Nick Wright outlines what he has got out of representing RTPI Scotland on the Town Centres Review Advisory Group
Last year, I was lucky enough to be invited to represent RTPI Scotland on the Scottish Government’s Fraser Review of town centres. I jumped at the opportunity: it’s not every day that I’m offered the opportunity to influence future government thinking.
You can read all about what the Fraser Review says in its report; it’s all good stuff which I support. What I want to explain in this blog is the value for me, as a planner, of volunteering for something like the Fraser Review. I think that’s important because it’s opportunities like this which make planning interesting, which help our professional and personal development, and which help to move the profession forward. All you have to do is make yourself available.
The best opportunities in my career have been when I’ve put myself forward. For example, masterplanning an urban extension at Bishopton in Renfrewshire after the munitions factory closed, when my local authority employer needed a planner to help take the project forward; volunteering with Planning Aid for Scotland, and learning so much from community engagement to running a social enterprise; going to Indonesia with VSO to work in community development, way before it became part of the political agenda here; and working with inspiring and experienced Scottish planners like Willie Miller, Kevin Murray and Richard Heggie after I went self-employed. If I hadn’t put myself forward at each of these opportunities, my career and experience would have been much poorer.

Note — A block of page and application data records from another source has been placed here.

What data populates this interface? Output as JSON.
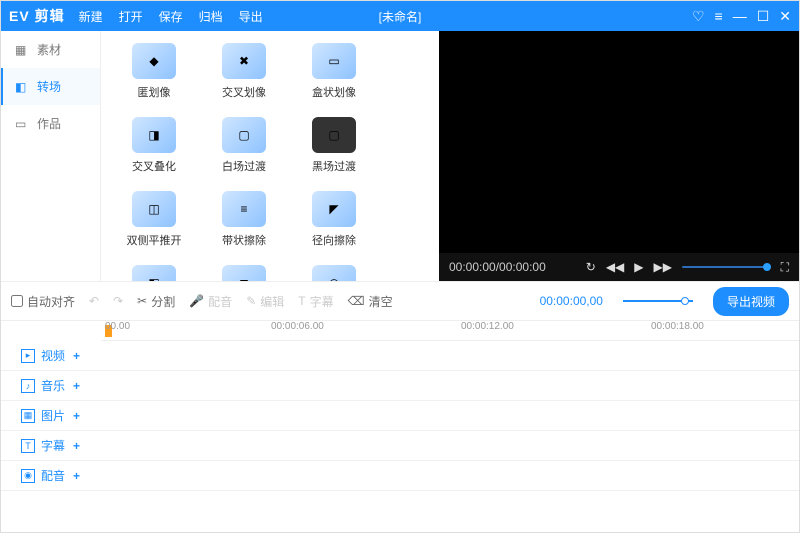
{
  "brand": "EV 剪辑",
  "menu": [
    "新建",
    "打开",
    "保存",
    "归档",
    "导出"
  ],
  "titleName": "[未命名]",
  "side": {
    "items": [
      "素材",
      "转场",
      "作品"
    ],
    "activeIndex": 1
  },
  "transitions": [
    "匿划像",
    "交叉划像",
    "盒状划像",
    "交叉叠化",
    "白场过渡",
    "黑场过渡",
    "双侧平推开",
    "带状擦除",
    "径向擦除",
    "",
    "",
    ""
  ],
  "preview": {
    "time": "00:00:00/00:00:00"
  },
  "toolbar": {
    "align": "自动对齐",
    "split": "分割",
    "dub": "配音",
    "edit": "编辑",
    "caption": "字幕",
    "clear": "清空",
    "timecode": "00:00:00,00",
    "export": "导出视频"
  },
  "ruler": [
    "00.00",
    "00:00:06.00",
    "00:00:12.00",
    "00:00:18.00"
  ],
  "tracks": [
    "视频",
    "音乐",
    "图片",
    "字幕",
    "配音"
  ]
}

As the RTPI representative on the Fraser Review, I learned a huge amount. Meeting a whole range of planners across Scotland to get their input to the Review showed me what good work is already being done. Working alongside other members of the Review group, covering everything from culture to finance to entrepreneurship, helped me understand planning’s positive role as part of a collaborative approach to helping town centres. Collaborating with civil servants in writing the town centre elements of the draft Scottish Planning Policy demonstrated how it is possible to have a real influence on future change in a small country like Scotland. And it’s impossible to over-estimate the value of meeting senior politicians like Nicola Sturgeon to discuss the Review’s emerging recommendations from their point of view.
My point is not to boast about these things. Quite the opposite, in fact. It’s to demonstrate that the simple act of volunteering one’s time – whether at work, Planning Aid for Scotland, the RTPI or a community group – can lead to so many opportunities, experiences and connections. It can take your career in fascinating new directions. Twenty years ago, as a graduate planner processing planning applications, I had no idea I’d now be helping government ministers work out how to fix struggling town centres. The point is, those opportunities are open to anybody. All you have to do is make yourself available.
Nick Wright is a member of the RTPI Scotland Executve Committee and a planning consultant. See http://www.nickwrightplanning.co.uk